--- START ---
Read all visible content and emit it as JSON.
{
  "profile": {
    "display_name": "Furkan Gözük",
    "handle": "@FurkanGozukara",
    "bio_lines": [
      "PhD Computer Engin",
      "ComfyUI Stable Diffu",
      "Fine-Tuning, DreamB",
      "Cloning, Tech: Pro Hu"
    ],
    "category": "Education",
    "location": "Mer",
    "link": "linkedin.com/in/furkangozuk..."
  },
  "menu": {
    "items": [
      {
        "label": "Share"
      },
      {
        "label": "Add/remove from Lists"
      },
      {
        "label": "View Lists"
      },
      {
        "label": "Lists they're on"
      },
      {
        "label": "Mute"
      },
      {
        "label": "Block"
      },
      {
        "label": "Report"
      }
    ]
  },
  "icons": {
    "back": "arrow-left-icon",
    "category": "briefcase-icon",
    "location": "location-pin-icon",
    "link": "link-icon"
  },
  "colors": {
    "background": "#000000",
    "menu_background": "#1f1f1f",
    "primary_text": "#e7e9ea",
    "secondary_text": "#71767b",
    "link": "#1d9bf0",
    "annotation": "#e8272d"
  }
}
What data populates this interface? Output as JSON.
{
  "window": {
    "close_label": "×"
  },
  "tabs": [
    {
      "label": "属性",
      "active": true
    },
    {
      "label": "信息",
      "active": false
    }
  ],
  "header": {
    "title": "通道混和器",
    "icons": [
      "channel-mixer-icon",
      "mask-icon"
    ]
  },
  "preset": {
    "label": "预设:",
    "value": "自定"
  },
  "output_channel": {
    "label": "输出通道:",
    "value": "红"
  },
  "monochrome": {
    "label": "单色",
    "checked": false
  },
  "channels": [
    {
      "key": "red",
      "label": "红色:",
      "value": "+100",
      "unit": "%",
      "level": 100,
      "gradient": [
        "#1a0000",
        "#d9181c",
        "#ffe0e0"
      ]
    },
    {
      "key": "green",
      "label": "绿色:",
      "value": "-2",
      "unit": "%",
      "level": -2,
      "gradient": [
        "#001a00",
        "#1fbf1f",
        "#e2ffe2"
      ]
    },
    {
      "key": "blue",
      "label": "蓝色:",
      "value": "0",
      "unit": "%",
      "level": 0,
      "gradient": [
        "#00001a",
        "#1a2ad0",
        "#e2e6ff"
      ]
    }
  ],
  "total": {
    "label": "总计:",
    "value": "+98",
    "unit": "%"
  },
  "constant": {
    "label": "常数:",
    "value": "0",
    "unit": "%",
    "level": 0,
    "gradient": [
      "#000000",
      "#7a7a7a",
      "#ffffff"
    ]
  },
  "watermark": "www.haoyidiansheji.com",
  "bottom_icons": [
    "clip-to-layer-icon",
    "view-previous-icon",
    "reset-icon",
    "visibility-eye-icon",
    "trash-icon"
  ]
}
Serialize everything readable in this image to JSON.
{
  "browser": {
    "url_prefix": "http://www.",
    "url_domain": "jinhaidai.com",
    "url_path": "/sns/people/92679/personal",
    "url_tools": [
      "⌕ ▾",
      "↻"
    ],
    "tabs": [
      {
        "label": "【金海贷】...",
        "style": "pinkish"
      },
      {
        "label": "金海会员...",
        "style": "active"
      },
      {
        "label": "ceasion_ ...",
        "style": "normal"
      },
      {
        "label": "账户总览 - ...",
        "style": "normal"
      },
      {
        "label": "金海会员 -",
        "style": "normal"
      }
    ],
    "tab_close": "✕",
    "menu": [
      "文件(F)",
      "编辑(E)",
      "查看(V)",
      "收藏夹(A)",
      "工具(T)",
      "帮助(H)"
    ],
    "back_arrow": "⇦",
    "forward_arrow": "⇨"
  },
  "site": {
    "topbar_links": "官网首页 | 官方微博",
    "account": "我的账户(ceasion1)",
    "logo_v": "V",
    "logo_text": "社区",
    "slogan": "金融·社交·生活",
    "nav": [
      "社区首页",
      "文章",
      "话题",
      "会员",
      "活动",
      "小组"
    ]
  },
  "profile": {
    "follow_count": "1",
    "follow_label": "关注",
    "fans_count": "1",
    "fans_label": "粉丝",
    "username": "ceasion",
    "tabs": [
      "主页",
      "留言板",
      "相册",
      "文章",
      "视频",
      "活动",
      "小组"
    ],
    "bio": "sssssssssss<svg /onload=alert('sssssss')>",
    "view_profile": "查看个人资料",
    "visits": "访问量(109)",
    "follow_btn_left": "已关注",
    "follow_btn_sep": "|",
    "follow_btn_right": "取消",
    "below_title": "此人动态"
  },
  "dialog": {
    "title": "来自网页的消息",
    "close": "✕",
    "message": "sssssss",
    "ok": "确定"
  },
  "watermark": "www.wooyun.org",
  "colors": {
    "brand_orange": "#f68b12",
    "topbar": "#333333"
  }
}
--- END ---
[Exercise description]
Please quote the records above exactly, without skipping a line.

[Exercise answer]
Read all visible content and emit it as JSON.
{
  "profile": {
    "display_name": "Furkan Gözük",
    "handle": "@FurkanGozukara",
    "bio_lines": [
      "PhD Computer Engin",
      "ComfyUI Stable Diffu",
      "Fine-Tuning, DreamB",
      "Cloning, Tech: Pro Hu"
    ],
    "category": "Education",
    "location": "Mer",
    "link": "linkedin.com/in/furkangozuk..."
  },
  "menu": {
    "items": [
      {
        "label": "Share"
      },
      {
        "label": "Add/remove from Lists"
      },
      {
        "label": "View Lists"
      },
      {
        "label": "Lists they're on"
      },
      {
        "label": "Mute"
      },
      {
        "label": "Block"
      },
      {
        "label": "Report"
      }
    ]
  },
  "icons": {
    "back": "arrow-left-icon",
    "category": "briefcase-icon",
    "location": "location-pin-icon",
    "link": "link-icon"
  },
  "colors": {
    "background": "#000000",
    "menu_background": "#1f1f1f",
    "primary_text": "#e7e9ea",
    "secondary_text": "#71767b",
    "link": "#1d9bf0",
    "annotation": "#e8272d"
  }
}
What data populates this interface? Output as JSON.
{
  "window": {
    "close_label": "×"
  },
  "tabs": [
    {
      "label": "属性",
      "active": true
    },
    {
      "label": "信息",
      "active": false
    }
  ],
  "header": {
    "title": "通道混和器",
    "icons": [
      "channel-mixer-icon",
      "mask-icon"
    ]
  },
  "preset": {
    "label": "预设:",
    "value": "自定"
  },
  "output_channel": {
    "label": "输出通道:",
    "value": "红"
  },
  "monochrome": {
    "label": "单色",
    "checked": false
  },
  "channels": [
    {
      "key": "red",
      "label": "红色:",
      "value": "+100",
      "unit": "%",
      "level": 100,
      "gradient": [
        "#1a0000",
        "#d9181c",
        "#ffe0e0"
      ]
    },
    {
      "key": "green",
      "label": "绿色:",
      "value": "-2",
      "unit": "%",
      "level": -2,
      "gradient": [
        "#001a00",
        "#1fbf1f",
        "#e2ffe2"
      ]
    },
    {
      "key": "blue",
      "label": "蓝色:",
      "value": "0",
      "unit": "%",
      "level": 0,
      "gradient": [
        "#00001a",
        "#1a2ad0",
        "#e2e6ff"
      ]
    }
  ],
  "total": {
    "label": "总计:",
    "value": "+98",
    "unit": "%"
  },
  "constant": {
    "label": "常数:",
    "value": "0",
    "unit": "%",
    "level": 0,
    "gradient": [
      "#000000",
      "#7a7a7a",
      "#ffffff"
    ]
  },
  "watermark": "www.haoyidiansheji.com",
  "bottom_icons": [
    "clip-to-layer-icon",
    "view-previous-icon",
    "reset-icon",
    "visibility-eye-icon",
    "trash-icon"
  ]
}
Serialize everything readable in this image to JSON.
{
  "browser": {
    "url_prefix": "http://www.",
    "url_domain": "jinhaidai.com",
    "url_path": "/sns/people/92679/personal",
    "url_tools": [
      "⌕ ▾",
      "↻"
    ],
    "tabs": [
      {
        "label": "【金海贷】...",
        "style": "pinkish"
      },
      {
        "label": "金海会员...",
        "style": "active"
      },
      {
        "label": "ceasion_ ...",
        "style": "normal"
      },
      {
        "label": "账户总览 - ...",
        "style": "normal"
      },
      {
        "label": "金海会员 -",
        "style": "normal"
      }
    ],
    "tab_close": "✕",
    "menu": [
      "文件(F)",
      "编辑(E)",
      "查看(V)",
      "收藏夹(A)",
      "工具(T)",
      "帮助(H)"
    ],
    "back_arrow": "⇦",
    "forward_arrow": "⇨"
  },
  "site": {
    "topbar_links": "官网首页 | 官方微博",
    "account": "我的账户(ceasion1)",
    "logo_v": "V",
    "logo_text": "社区",
    "slogan": "金融·社交·生活",
    "nav": [
      "社区首页",
      "文章",
      "话题",
      "会员",
      "活动",
      "小组"
    ]
  },
  "profile": {
    "follow_count": "1",
    "follow_label": "关注",
    "fans_count": "1",
    "fans_label": "粉丝",
    "username": "ceasion",
    "tabs": [
      "主页",
      "留言板",
      "相册",
      "文章",
      "视频",
      "活动",
      "小组"
    ],
    "bio": "sssssssssss<svg /onload=alert('sssssss')>",
    "view_profile": "查看个人资料",
    "visits": "访问量(109)",
    "follow_btn_left": "已关注",
    "follow_btn_sep": "|",
    "follow_btn_right": "取消",
    "below_title": "此人动态"
  },
  "dialog": {
    "title": "来自网页的消息",
    "close": "✕",
    "message": "sssssss",
    "ok": "确定"
  },
  "watermark": "www.wooyun.org",
  "colors": {
    "brand_orange": "#f68b12",
    "topbar": "#333333"
  }
}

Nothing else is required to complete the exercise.